post industrialized cities
Post-industrialized cities
  • With the advancements in telecommunication technology in the 1970s a new form of urbanization and a new kind of city has emerged.
  • The riots in the late-1960s and 1970s contributed to de-industrialization of city centers and gentrification of the inner city.
De-industrialization means manufacturing sector (industry) is taken out of city centers and replaced by service-sector such as banking, law firms, insurance companies, design companies, architectural firms, advertising companies.
  • Gentrification: Jantilestirme, seckinlestirme.

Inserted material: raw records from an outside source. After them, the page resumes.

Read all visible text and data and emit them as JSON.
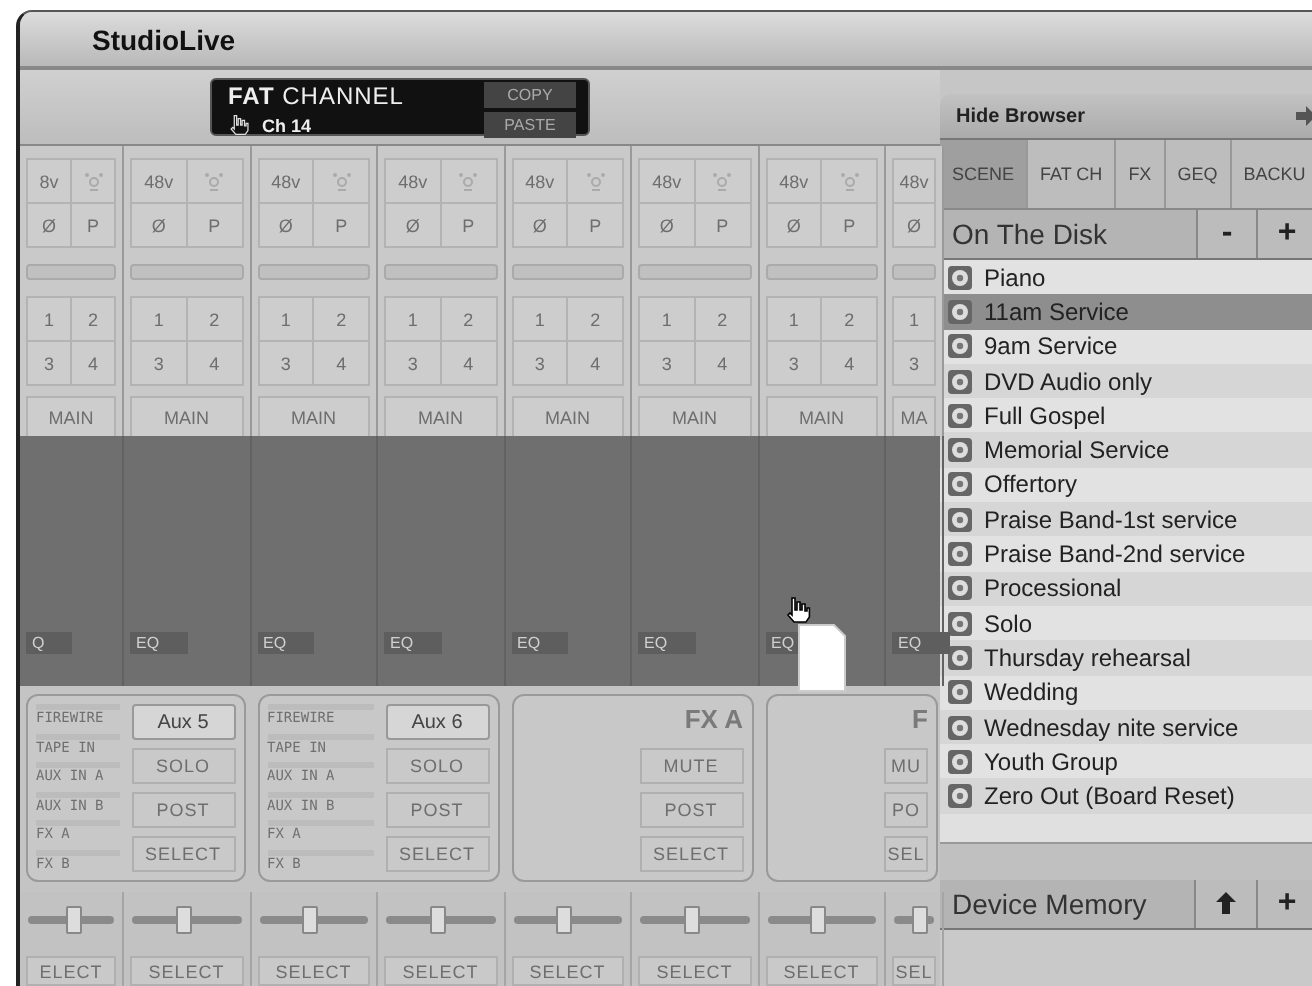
{
  "window": {
    "title": "StudioLive"
  },
  "fat_channel": {
    "title_bold": "FAT",
    "title": "CHANNEL",
    "channel": "Ch 14",
    "buttons": [
      "COPY",
      "PASTE"
    ]
  },
  "strips": [
    {
      "phantom": "8v",
      "polarity": "Ø",
      "p": "P",
      "bus_rows": [
        [
          "1",
          "2"
        ],
        [
          "3",
          "4"
        ]
      ],
      "main": "MAIN",
      "eq": "Q"
    },
    {
      "phantom": "48v",
      "polarity": "Ø",
      "p": "P",
      "bus_rows": [
        [
          "1",
          "2"
        ],
        [
          "3",
          "4"
        ]
      ],
      "main": "MAIN",
      "eq": "EQ"
    },
    {
      "phantom": "48v",
      "polarity": "Ø",
      "p": "P",
      "bus_rows": [
        [
          "1",
          "2"
        ],
        [
          "3",
          "4"
        ]
      ],
      "main": "MAIN",
      "eq": "EQ"
    },
    {
      "phantom": "48v",
      "polarity": "Ø",
      "p": "P",
      "bus_rows": [
        [
          "1",
          "2"
        ],
        [
          "3",
          "4"
        ]
      ],
      "main": "MAIN",
      "eq": "EQ"
    },
    {
      "phantom": "48v",
      "polarity": "Ø",
      "p": "P",
      "bus_rows": [
        [
          "1",
          "2"
        ],
        [
          "3",
          "4"
        ]
      ],
      "main": "MAIN",
      "eq": "EQ"
    },
    {
      "phantom": "48v",
      "polarity": "Ø",
      "p": "P",
      "bus_rows": [
        [
          "1",
          "2"
        ],
        [
          "3",
          "4"
        ]
      ],
      "main": "MAIN",
      "eq": "EQ"
    },
    {
      "phantom": "48v",
      "polarity": "Ø",
      "p": "P",
      "bus_rows": [
        [
          "1",
          "2"
        ],
        [
          "3",
          "4"
        ]
      ],
      "main": "MAIN",
      "eq": "EQ"
    },
    {
      "phantom": "48v",
      "polarity": "Ø",
      "bus_rows": [
        [
          "1"
        ],
        [
          "3"
        ]
      ],
      "main": "MA",
      "eq": "EQ"
    }
  ],
  "aux_groups": [
    {
      "kind": "aux",
      "label": "Aux 5",
      "sources": [
        "FIREWIRE",
        "TAPE IN",
        "AUX IN A",
        "AUX IN B",
        "FX A",
        "FX B"
      ],
      "buttons": [
        "SOLO",
        "POST",
        "SELECT"
      ]
    },
    {
      "kind": "aux",
      "label": "Aux 6",
      "sources": [
        "FIREWIRE",
        "TAPE IN",
        "AUX IN A",
        "AUX IN B",
        "FX A",
        "FX B"
      ],
      "buttons": [
        "SOLO",
        "POST",
        "SELECT"
      ]
    },
    {
      "kind": "fx",
      "label": "FX A",
      "buttons": [
        "MUTE",
        "POST",
        "SELECT"
      ]
    },
    {
      "kind": "fx",
      "label": "F",
      "buttons": [
        "MU",
        "PO",
        "SEL"
      ]
    }
  ],
  "faders": [
    {
      "level": 0.5
    },
    {
      "level": 0.45
    },
    {
      "level": 0.45
    },
    {
      "level": 0.45
    },
    {
      "level": 0.45
    },
    {
      "level": 0.45
    },
    {
      "level": 0.45
    },
    {
      "level": 0.6
    }
  ],
  "select_buttons": [
    "ELECT",
    "SELECT",
    "SELECT",
    "SELECT",
    "SELECT",
    "SELECT",
    "SELECT",
    "SEL"
  ],
  "browser": {
    "hide_label": "Hide Browser",
    "tabs": [
      {
        "label": "SCENE",
        "selected": true
      },
      {
        "label": "FAT CH",
        "selected": false
      },
      {
        "label": "FX",
        "selected": false
      },
      {
        "label": "GEQ",
        "selected": false
      },
      {
        "label": "BACKU",
        "selected": false
      }
    ],
    "disk": {
      "title": "On The Disk",
      "buttons": [
        "-",
        "+"
      ],
      "items": [
        {
          "label": "Piano",
          "selected": false
        },
        {
          "label": "11am Service",
          "selected": true
        },
        {
          "label": "9am Service",
          "selected": false
        },
        {
          "label": "DVD Audio only",
          "selected": false
        },
        {
          "label": "Full Gospel",
          "selected": false
        },
        {
          "label": "Memorial Service",
          "selected": false
        },
        {
          "label": "Offertory",
          "selected": false
        },
        {
          "label": "Praise Band-1st service",
          "selected": false
        },
        {
          "label": "Praise Band-2nd service",
          "selected": false
        },
        {
          "label": "Processional",
          "selected": false
        },
        {
          "label": "Solo",
          "selected": false
        },
        {
          "label": "Thursday rehearsal",
          "selected": false
        },
        {
          "label": "Wedding",
          "selected": false
        },
        {
          "label": "Wednesday nite service",
          "selected": false
        },
        {
          "label": "Youth Group",
          "selected": false
        },
        {
          "label": "Zero Out (Board Reset)",
          "selected": false
        }
      ]
    },
    "device_memory": {
      "title": "Device Memory",
      "buttons": [
        "+"
      ]
    }
  }
}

    • the process of renewal and rebuilding accompanying the influx of middle class or affluent people into deteriorating areas that often displaces earlier usually poorer residents. Gentrification created wealthy communities living in high-priced residents. One of the result of gentrification is the increase in the price of houses in the city centers.
  • Vertical growth: Increase in the number of skyscrapers and Emergence of Business-districts, headquarters and office buildings replacing residential houses.

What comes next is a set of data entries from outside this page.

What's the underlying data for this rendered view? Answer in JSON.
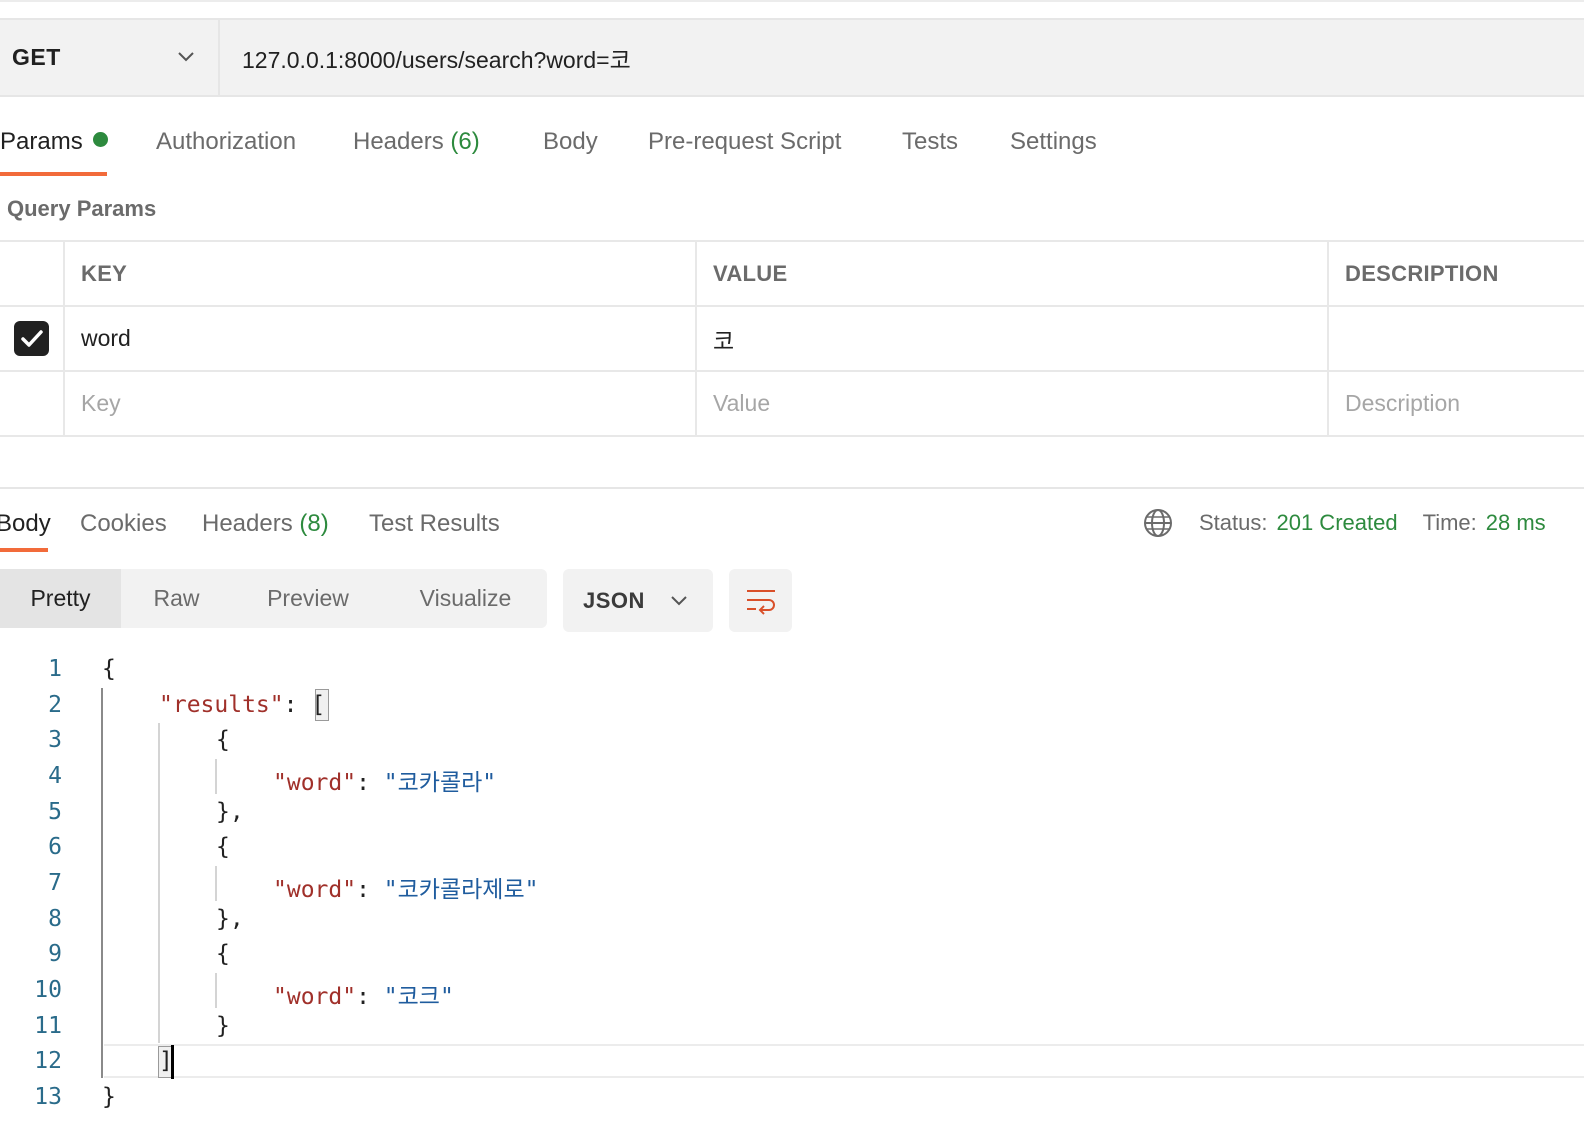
{
  "request": {
    "method": "GET",
    "url": "127.0.0.1:8000/users/search?word=코"
  },
  "request_tabs": {
    "params": "Params",
    "authorization": "Authorization",
    "headers": "Headers",
    "headers_count": "(6)",
    "body": "Body",
    "pre_request": "Pre-request Script",
    "tests": "Tests",
    "settings": "Settings"
  },
  "query_params": {
    "title": "Query Params",
    "headers": {
      "key": "KEY",
      "value": "VALUE",
      "description": "DESCRIPTION"
    },
    "rows": [
      {
        "checked": true,
        "key": "word",
        "value": "코",
        "description": ""
      }
    ],
    "placeholders": {
      "key": "Key",
      "value": "Value",
      "description": "Description"
    }
  },
  "response_tabs": {
    "body": "Body",
    "cookies": "Cookies",
    "headers": "Headers",
    "headers_count": "(8)",
    "test_results": "Test Results"
  },
  "response_meta": {
    "status_label": "Status:",
    "status_value": "201 Created",
    "time_label": "Time:",
    "time_value": "28 ms"
  },
  "view_modes": {
    "pretty": "Pretty",
    "raw": "Raw",
    "preview": "Preview",
    "visualize": "Visualize",
    "active": "Pretty"
  },
  "format": "JSON",
  "code": {
    "line_numbers": [
      "1",
      "2",
      "3",
      "4",
      "5",
      "6",
      "7",
      "8",
      "9",
      "10",
      "11",
      "12",
      "13"
    ],
    "results_key": "\"results\"",
    "word_key": "\"word\"",
    "words": [
      "\"코카콜라\"",
      "\"코카콜라제로\"",
      "\"코크\""
    ]
  },
  "colors": {
    "accent_underline": "#f26b3a",
    "status_green": "#2d8a3e",
    "json_key": "#a0302a",
    "json_string": "#1f5c9e"
  },
  "icons": [
    "chevron-down-icon",
    "checkbox-checked-icon",
    "globe-icon",
    "wrap-lines-icon"
  ]
}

global cities
Global Cities
  • 1) Global cities are newly emerged post-industrialized cities.
  • 2) They are the centres of corporate decision-making and also physical sites for the networked technological infrastructure of the global economy.
  • 3) The growth in network connection between global cities
  • 4)Global cities have similar telecommunication technologies such as 3g-4g internet connection, public wi-fi.
  • 5) Global cities are the most integrated cities to global economy, they are the engines of globalisation too such as London, New York and Tokyo.
  • 6) As a result of globalisation manufacturing relocated to cities where there is low cost of labour while global cities turn into centers of skilled labour and technology-intense creative and innovative sectors)
impacts of global cities
Impacts of Global Cities
  • 1) Global cities as emerging international actors can exert power around the globe through their connections with other global cities.
  • 2) Global cities create new geographies of dependencies which is different from state to state dependency.
  • 3) Global cities are the cultural and institutional centers of neo-liberalism and market deregulation and financial centers of globalized economy.
  • 4) Global cities not only dominate the economic life in a nation but also dominates trans-regional and world economy. Global cities lead to the creation of global city regions.
  • 5) Global cities develop new types of interdependencies within a country as well as among other countries. (A new kind of core-periphery relations)
  • 6) Like what happened in the Middle Ages, the rise of global cities raises questions about nation-states, and their authority over territory of global cities, economic and social life in global cities.